= Beginning of Section =

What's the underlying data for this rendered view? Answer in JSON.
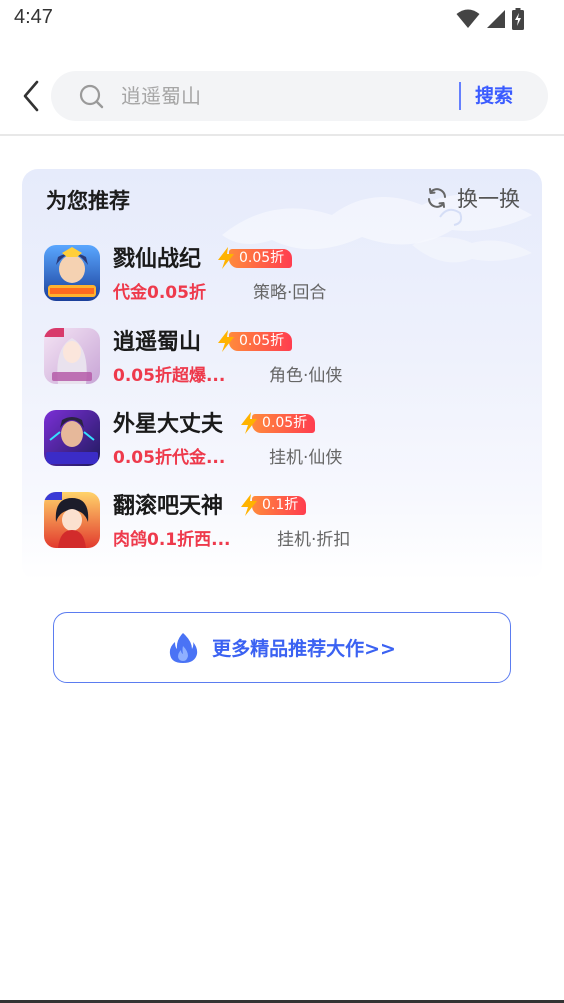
{
  "status_bar": {
    "time": "4:47",
    "icons": [
      "wifi-icon",
      "signal-icon",
      "battery-charging-icon"
    ]
  },
  "search": {
    "query": "逍遥蜀山",
    "button_label": "搜索",
    "accent": "#3a5bff"
  },
  "recommend": {
    "title": "为您推荐",
    "refresh_label": "换一换",
    "games": [
      {
        "name": "戮仙战纪",
        "tag": "0.05折",
        "promo": "代金0.05折",
        "genre": "策略·回合"
      },
      {
        "name": "逍遥蜀山",
        "tag": "0.05折",
        "promo": "0.05折超爆...",
        "genre": "角色·仙侠"
      },
      {
        "name": "外星大丈夫",
        "tag": "0.05折",
        "promo": "0.05折代金...",
        "genre": "挂机·仙侠"
      },
      {
        "name": "翻滚吧天神",
        "tag": "0.1折",
        "promo": "肉鸽0.1折西...",
        "genre": "挂机·折扣"
      }
    ]
  },
  "more_button": {
    "label": "更多精品推荐大作>>"
  },
  "colors": {
    "promo_red": "#ee3a4c",
    "tag_gradient_start": "#ff8a3c",
    "tag_gradient_end": "#ff3d4f",
    "card_bg": "#e6ebfb"
  }
}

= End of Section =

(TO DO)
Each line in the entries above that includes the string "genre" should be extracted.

(ANSWER SECTION)
        "genre": "策略·回合"
        "genre": "角色·仙侠"
        "genre": "挂机·仙侠"
        "genre": "挂机·折扣"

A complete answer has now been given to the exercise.